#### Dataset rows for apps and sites
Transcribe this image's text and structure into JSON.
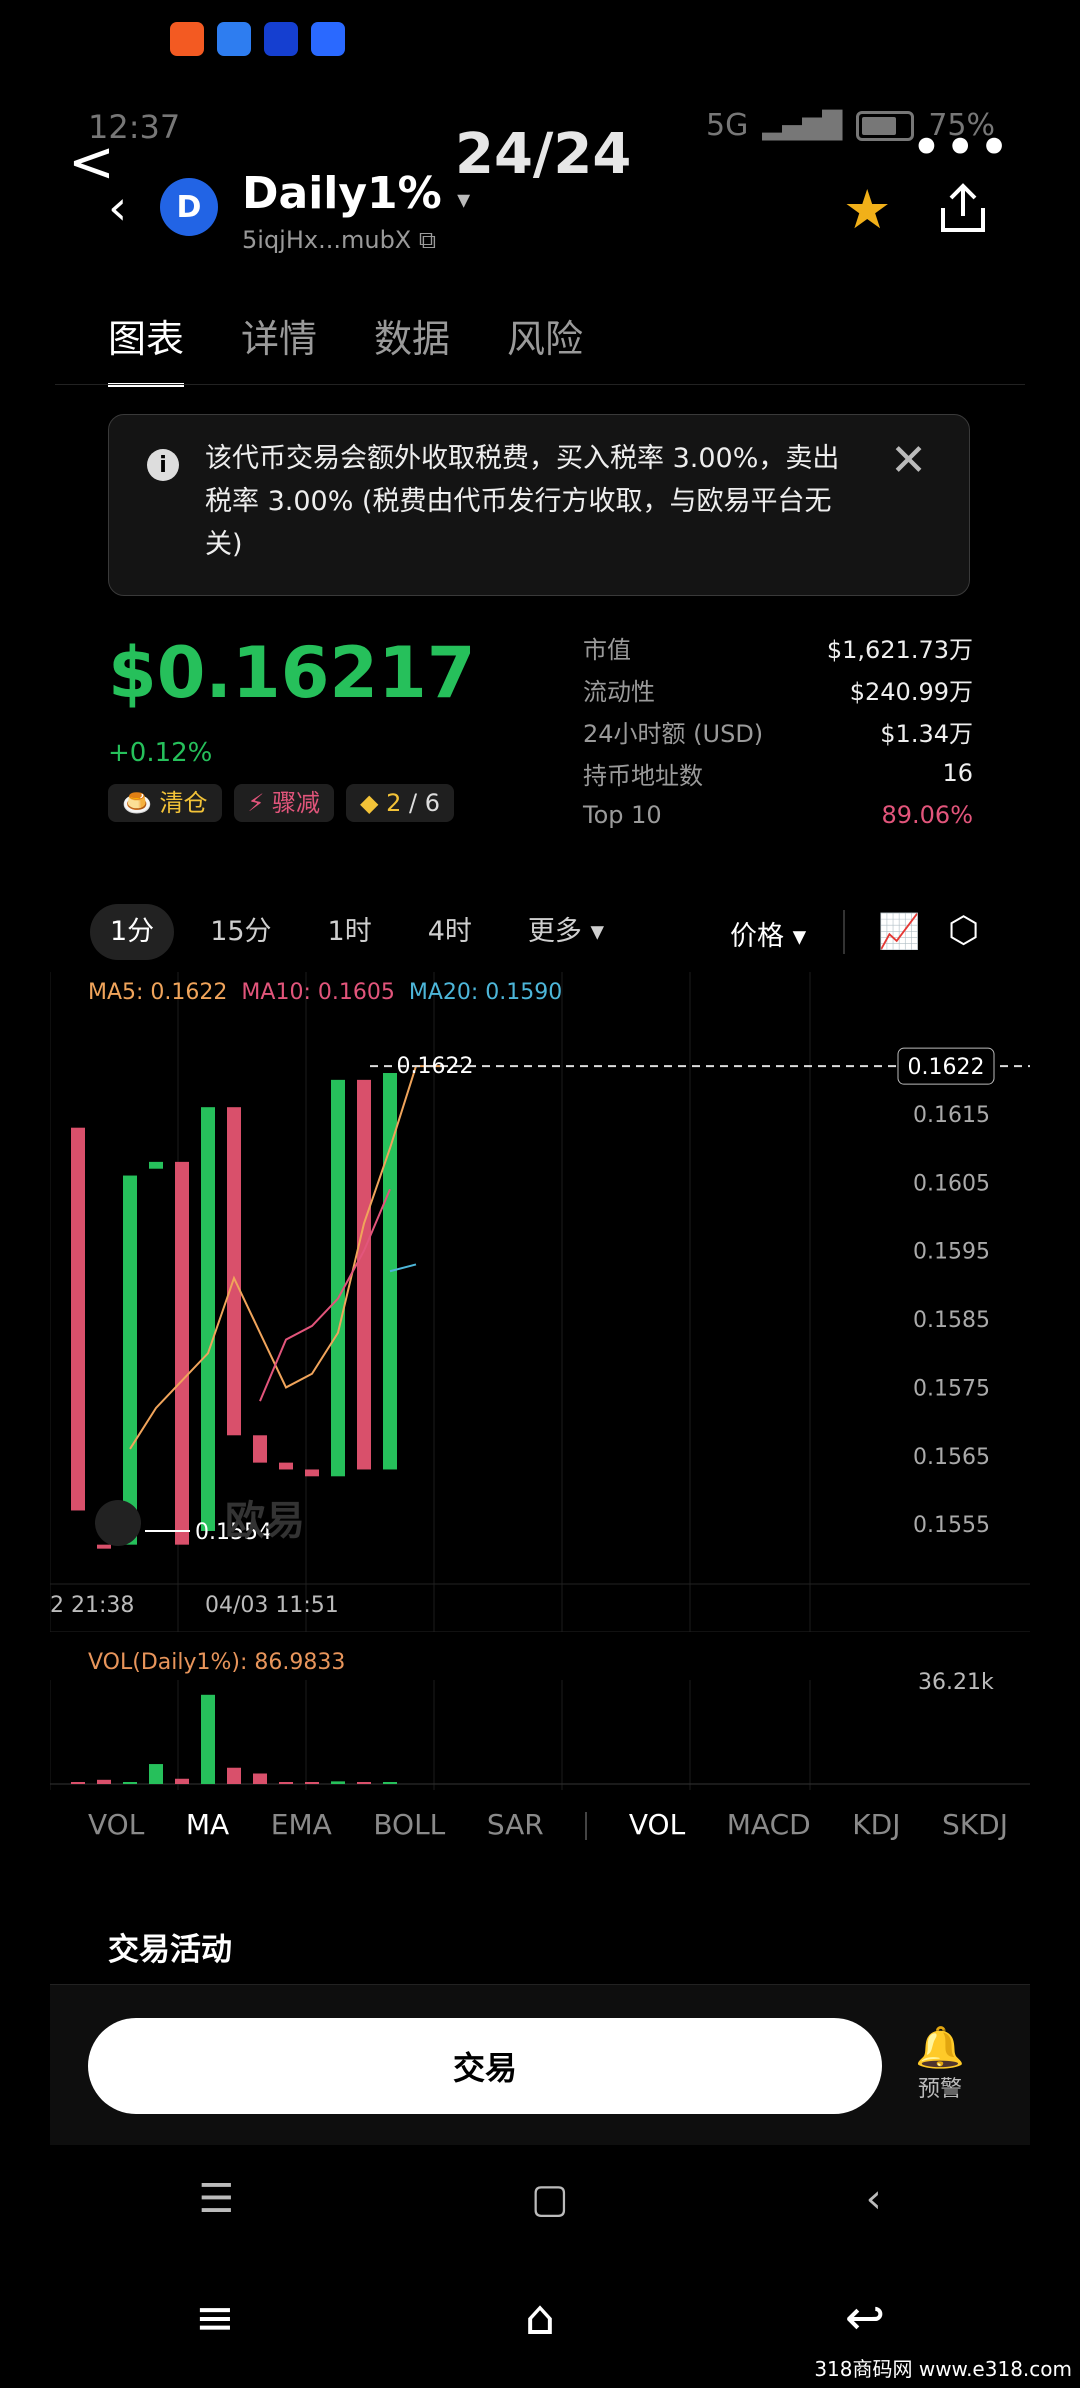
{
  "viewer": {
    "back": "<",
    "counter": "24/24",
    "more": "•••"
  },
  "status": {
    "time": "12:37",
    "network": "5G",
    "battery": "75%"
  },
  "header": {
    "back": "‹",
    "logo": "D",
    "name": "Daily1%",
    "dropdown": "▾",
    "address": "5iqjHx...mubX",
    "copy_icon": "⧉",
    "star_icon": "★"
  },
  "tabs": [
    "图表",
    "详情",
    "数据",
    "风险"
  ],
  "notice": {
    "icon": "i",
    "text": "该代币交易会额外收取税费，买入税率 3.00%，卖出税率 3.00% (税费由代币发行方收取，与欧易平台无关)",
    "close": "✕"
  },
  "price": {
    "value": "$0.16217",
    "change": "+0.12%"
  },
  "chips": {
    "chip1": "🍮 清仓",
    "chip2": "⚡ 骤减",
    "chip3_value": "◆ 2",
    "chip3_total": " / 6"
  },
  "stats": [
    {
      "k": "市值",
      "v": "$1,621.73万"
    },
    {
      "k": "流动性",
      "v": "$240.99万"
    },
    {
      "k": "24小时额 (USD)",
      "v": "$1.34万"
    },
    {
      "k": "持币地址数",
      "v": "16"
    },
    {
      "k": "Top 10",
      "v": "89.06%"
    }
  ],
  "timeframes": [
    "1分",
    "15分",
    "1时",
    "4时",
    "更多 ▾"
  ],
  "price_selector": "价格 ▾",
  "indicator_icon": "📈",
  "settings_icon": "⬡",
  "ma": {
    "ma5": "MA5: 0.1622",
    "ma10": "MA10: 0.1605",
    "ma20": "MA20: 0.1590"
  },
  "colors": {
    "up": "#26c05b",
    "down": "#d9506b",
    "ma5": "#f0a45b",
    "ma10": "#e2557b",
    "ma20": "#4db6d9"
  },
  "chart_data": {
    "type": "candlestick",
    "ylim": [
      0.1548,
      0.1627
    ],
    "yticks": [
      "0.1615",
      "0.1605",
      "0.1595",
      "0.1585",
      "0.1575",
      "0.1565",
      "0.1555"
    ],
    "last_price_label": "0.1622",
    "last_price": 0.1622,
    "low_label": "0.1554",
    "xticks": [
      "2 21:38",
      "04/03 11:51"
    ],
    "candles": [
      {
        "o": 0.1613,
        "c": 0.1557,
        "dir": "down"
      },
      {
        "o": 0.1552,
        "c": 0.1552,
        "dir": "down"
      },
      {
        "o": 0.1552,
        "c": 0.1606,
        "dir": "up"
      },
      {
        "o": 0.1607,
        "c": 0.1608,
        "dir": "up"
      },
      {
        "o": 0.1608,
        "c": 0.1552,
        "dir": "down"
      },
      {
        "o": 0.1554,
        "c": 0.1616,
        "dir": "up"
      },
      {
        "o": 0.1616,
        "c": 0.1568,
        "dir": "down"
      },
      {
        "o": 0.1568,
        "c": 0.1564,
        "dir": "down"
      },
      {
        "o": 0.1564,
        "c": 0.1563,
        "dir": "down"
      },
      {
        "o": 0.1563,
        "c": 0.1562,
        "dir": "down"
      },
      {
        "o": 0.1562,
        "c": 0.162,
        "dir": "up"
      },
      {
        "o": 0.162,
        "c": 0.1563,
        "dir": "down"
      },
      {
        "o": 0.1563,
        "c": 0.1621,
        "dir": "up"
      }
    ],
    "ma5": [
      0.1566,
      0.1572,
      0.1576,
      0.158,
      0.1591,
      0.1583,
      0.1575,
      0.1577,
      0.1583,
      0.1599,
      0.161,
      0.1622,
      0.1622
    ],
    "ma10": [
      0.1573,
      0.1582,
      0.1584,
      0.1588,
      0.1595,
      0.1604
    ],
    "ma20": [
      0.1592,
      0.1593
    ],
    "volume_max": 36210,
    "volumes": [
      0,
      1600,
      0,
      7600,
      2000,
      34000,
      6200,
      4000,
      0,
      0,
      1000,
      0,
      0
    ]
  },
  "watermark_text": "欧易",
  "vol": {
    "title": "VOL(Daily1%): 86.9833",
    "max": "36.21k"
  },
  "indicator_tabs": [
    "VOL",
    "MA",
    "EMA",
    "BOLL",
    "SAR",
    "VOL",
    "MACD",
    "KDJ",
    "SKDJ"
  ],
  "section_title": "交易活动",
  "trade_button": "交易",
  "alert_label": "预警",
  "alert_icon": "🔔",
  "site_watermark": "318商码网 www.e318.com"
}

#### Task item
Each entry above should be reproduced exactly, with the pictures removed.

#### Solution to the exercise
Transcribe this image's text and structure into JSON.
{
  "viewer": {
    "back": "<",
    "counter": "24/24",
    "more": "•••"
  },
  "status": {
    "time": "12:37",
    "network": "5G",
    "battery": "75%"
  },
  "header": {
    "back": "‹",
    "logo": "D",
    "name": "Daily1%",
    "dropdown": "▾",
    "address": "5iqjHx...mubX",
    "copy_icon": "⧉",
    "star_icon": "★"
  },
  "tabs": [
    "图表",
    "详情",
    "数据",
    "风险"
  ],
  "notice": {
    "icon": "i",
    "text": "该代币交易会额外收取税费，买入税率 3.00%，卖出税率 3.00% (税费由代币发行方收取，与欧易平台无关)",
    "close": "✕"
  },
  "price": {
    "value": "$0.16217",
    "change": "+0.12%"
  },
  "chips": {
    "chip1": "🍮 清仓",
    "chip2": "⚡ 骤减",
    "chip3_value": "◆ 2",
    "chip3_total": " / 6"
  },
  "stats": [
    {
      "k": "市值",
      "v": "$1,621.73万"
    },
    {
      "k": "流动性",
      "v": "$240.99万"
    },
    {
      "k": "24小时额 (USD)",
      "v": "$1.34万"
    },
    {
      "k": "持币地址数",
      "v": "16"
    },
    {
      "k": "Top 10",
      "v": "89.06%"
    }
  ],
  "timeframes": [
    "1分",
    "15分",
    "1时",
    "4时",
    "更多 ▾"
  ],
  "price_selector": "价格 ▾",
  "indicator_icon": "📈",
  "settings_icon": "⬡",
  "ma": {
    "ma5": "MA5: 0.1622",
    "ma10": "MA10: 0.1605",
    "ma20": "MA20: 0.1590"
  },
  "colors": {
    "up": "#26c05b",
    "down": "#d9506b",
    "ma5": "#f0a45b",
    "ma10": "#e2557b",
    "ma20": "#4db6d9"
  },
  "chart_data": {
    "type": "candlestick",
    "ylim": [
      0.1548,
      0.1627
    ],
    "yticks": [
      "0.1615",
      "0.1605",
      "0.1595",
      "0.1585",
      "0.1575",
      "0.1565",
      "0.1555"
    ],
    "last_price_label": "0.1622",
    "last_price": 0.1622,
    "low_label": "0.1554",
    "xticks": [
      "2 21:38",
      "04/03 11:51"
    ],
    "candles": [
      {
        "o": 0.1613,
        "c": 0.1557,
        "dir": "down"
      },
      {
        "o": 0.1552,
        "c": 0.1552,
        "dir": "down"
      },
      {
        "o": 0.1552,
        "c": 0.1606,
        "dir": "up"
      },
      {
        "o": 0.1607,
        "c": 0.1608,
        "dir": "up"
      },
      {
        "o": 0.1608,
        "c": 0.1552,
        "dir": "down"
      },
      {
        "o": 0.1554,
        "c": 0.1616,
        "dir": "up"
      },
      {
        "o": 0.1616,
        "c": 0.1568,
        "dir": "down"
      },
      {
        "o": 0.1568,
        "c": 0.1564,
        "dir": "down"
      },
      {
        "o": 0.1564,
        "c": 0.1563,
        "dir": "down"
      },
      {
        "o": 0.1563,
        "c": 0.1562,
        "dir": "down"
      },
      {
        "o": 0.1562,
        "c": 0.162,
        "dir": "up"
      },
      {
        "o": 0.162,
        "c": 0.1563,
        "dir": "down"
      },
      {
        "o": 0.1563,
        "c": 0.1621,
        "dir": "up"
      }
    ],
    "ma5": [
      0.1566,
      0.1572,
      0.1576,
      0.158,
      0.1591,
      0.1583,
      0.1575,
      0.1577,
      0.1583,
      0.1599,
      0.161,
      0.1622,
      0.1622
    ],
    "ma10": [
      0.1573,
      0.1582,
      0.1584,
      0.1588,
      0.1595,
      0.1604
    ],
    "ma20": [
      0.1592,
      0.1593
    ],
    "volume_max": 36210,
    "volumes": [
      0,
      1600,
      0,
      7600,
      2000,
      34000,
      6200,
      4000,
      0,
      0,
      1000,
      0,
      0
    ]
  },
  "watermark_text": "欧易",
  "vol": {
    "title": "VOL(Daily1%): 86.9833",
    "max": "36.21k"
  },
  "indicator_tabs": [
    "VOL",
    "MA",
    "EMA",
    "BOLL",
    "SAR",
    "VOL",
    "MACD",
    "KDJ",
    "SKDJ"
  ],
  "section_title": "交易活动",
  "trade_button": "交易",
  "alert_label": "预警",
  "alert_icon": "🔔",
  "site_watermark": "318商码网 www.e318.com"
}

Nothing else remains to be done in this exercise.